Lawyer-turned-herbalist China Bayles returns to the Deep South, where her family’s legacy of silence is at last broken—and the past finally, unforgettably, speaks the truth…
A frantic phone call from her mother brings China back to her family’s Mississippi plantation—a place she’d forsaken long ago. But the late-spring air is thick with fear—and from the moment of her arrival, China knows that something has gone desperately wrong at Jordan’s Crossing. An ancient property deed has surfaced—and the man who uncovered it has mysteriously vanished. And as the fates and fortunes of two very different families collide in frightening, unpredictable ways, China must face disturbing new questions about her family’s past—and her own future…

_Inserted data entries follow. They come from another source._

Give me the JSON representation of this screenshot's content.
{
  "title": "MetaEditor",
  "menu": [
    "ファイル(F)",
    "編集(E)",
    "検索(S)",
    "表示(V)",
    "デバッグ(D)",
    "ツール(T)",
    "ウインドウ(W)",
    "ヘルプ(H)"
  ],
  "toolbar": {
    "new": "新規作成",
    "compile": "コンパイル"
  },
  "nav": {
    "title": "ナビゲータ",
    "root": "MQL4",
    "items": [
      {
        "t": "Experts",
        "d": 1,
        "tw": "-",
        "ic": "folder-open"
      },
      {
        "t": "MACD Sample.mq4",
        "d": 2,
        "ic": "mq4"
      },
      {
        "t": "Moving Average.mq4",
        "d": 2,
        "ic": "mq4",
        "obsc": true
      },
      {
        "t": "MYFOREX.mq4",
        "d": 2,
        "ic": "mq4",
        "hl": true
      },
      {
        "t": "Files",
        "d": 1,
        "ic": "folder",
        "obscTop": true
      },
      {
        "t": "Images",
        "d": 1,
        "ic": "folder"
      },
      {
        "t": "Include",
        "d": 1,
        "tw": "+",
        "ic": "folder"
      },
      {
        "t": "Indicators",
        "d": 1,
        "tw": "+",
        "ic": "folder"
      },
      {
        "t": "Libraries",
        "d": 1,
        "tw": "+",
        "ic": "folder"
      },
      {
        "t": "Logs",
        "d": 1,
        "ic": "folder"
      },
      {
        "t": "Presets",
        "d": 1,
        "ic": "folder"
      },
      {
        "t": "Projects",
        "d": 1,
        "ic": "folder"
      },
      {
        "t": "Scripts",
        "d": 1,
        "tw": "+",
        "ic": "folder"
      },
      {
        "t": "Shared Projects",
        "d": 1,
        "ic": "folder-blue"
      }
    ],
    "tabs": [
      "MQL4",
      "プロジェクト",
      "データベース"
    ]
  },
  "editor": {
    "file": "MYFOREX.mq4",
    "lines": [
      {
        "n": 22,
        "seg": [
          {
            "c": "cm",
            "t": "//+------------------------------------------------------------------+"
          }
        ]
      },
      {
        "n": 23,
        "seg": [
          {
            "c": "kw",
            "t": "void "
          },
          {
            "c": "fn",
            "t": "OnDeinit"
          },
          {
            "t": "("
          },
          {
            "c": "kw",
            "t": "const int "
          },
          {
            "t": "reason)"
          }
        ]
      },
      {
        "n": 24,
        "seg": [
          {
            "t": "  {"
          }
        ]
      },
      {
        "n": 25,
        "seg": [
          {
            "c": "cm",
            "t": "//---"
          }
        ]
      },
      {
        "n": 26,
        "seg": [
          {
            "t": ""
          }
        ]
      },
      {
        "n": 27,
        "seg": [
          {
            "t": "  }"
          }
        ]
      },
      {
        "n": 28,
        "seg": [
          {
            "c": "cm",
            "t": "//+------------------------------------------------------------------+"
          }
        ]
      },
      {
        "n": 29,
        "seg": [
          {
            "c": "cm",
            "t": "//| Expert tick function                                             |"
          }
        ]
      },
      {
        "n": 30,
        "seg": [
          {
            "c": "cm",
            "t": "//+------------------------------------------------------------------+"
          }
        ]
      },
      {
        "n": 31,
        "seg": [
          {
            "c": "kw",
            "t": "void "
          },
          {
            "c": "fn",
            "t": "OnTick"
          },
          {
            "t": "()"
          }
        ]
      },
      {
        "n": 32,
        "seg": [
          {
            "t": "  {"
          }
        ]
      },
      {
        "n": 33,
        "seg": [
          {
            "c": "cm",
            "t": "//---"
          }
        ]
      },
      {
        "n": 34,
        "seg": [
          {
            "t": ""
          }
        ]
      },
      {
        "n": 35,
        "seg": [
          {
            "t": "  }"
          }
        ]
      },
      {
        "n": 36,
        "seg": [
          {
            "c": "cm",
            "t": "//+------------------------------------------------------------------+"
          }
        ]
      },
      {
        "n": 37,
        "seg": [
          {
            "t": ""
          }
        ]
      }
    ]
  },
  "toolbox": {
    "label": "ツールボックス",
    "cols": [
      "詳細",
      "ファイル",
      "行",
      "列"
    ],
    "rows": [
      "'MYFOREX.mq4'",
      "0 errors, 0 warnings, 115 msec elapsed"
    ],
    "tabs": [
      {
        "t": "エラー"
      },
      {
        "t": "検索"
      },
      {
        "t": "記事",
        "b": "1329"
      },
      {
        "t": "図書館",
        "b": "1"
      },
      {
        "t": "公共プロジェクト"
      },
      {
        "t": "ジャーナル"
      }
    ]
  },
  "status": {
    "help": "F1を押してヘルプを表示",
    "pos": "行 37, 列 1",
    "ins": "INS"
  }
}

China Bayles, former big-city lawyer, is snug and happy in a small town in the Texas hill country, with a new husband and stepson, two successful herb businesses and a string of solved murders to her credit (Chile Death; Lavender Lies; etc.). Now, the latest in the popular series takes her into completely new territory, both geographically and emotionally. It is a major departure for Albert, for China and for readers, many of whom will keenly miss the familiar charms of Pecan Springs, Tex., and two characters they have come to love: China's sexy husband and her quirky friend, Ruby. Or not, since in their place Albert has created captivating new characters and a setting dripping with atmosphere. When her mother sends a desperate plea for help, China abruptly sets off for the family homestead in Mississippi. In a trice she becomes embroiled in three daunting contemporary problems (a life-threatening illness, a legal threat to the family property and a possible murder) that have mysterious links to past secrets and lies; China cannot solve today's dilemmas until she untangles the past. Family ghosts abound. Five generations of three families plantation owners, plantation managers and slaves walked the halls of the Big House. Representatives of the present generation meet there as equals, but echoes of the earlier class system haunt them all. What in lesser hands could have become a caricature of a family saga is saved by Albert's clear love of her subject matter, smooth styling and rich marbling of past and present.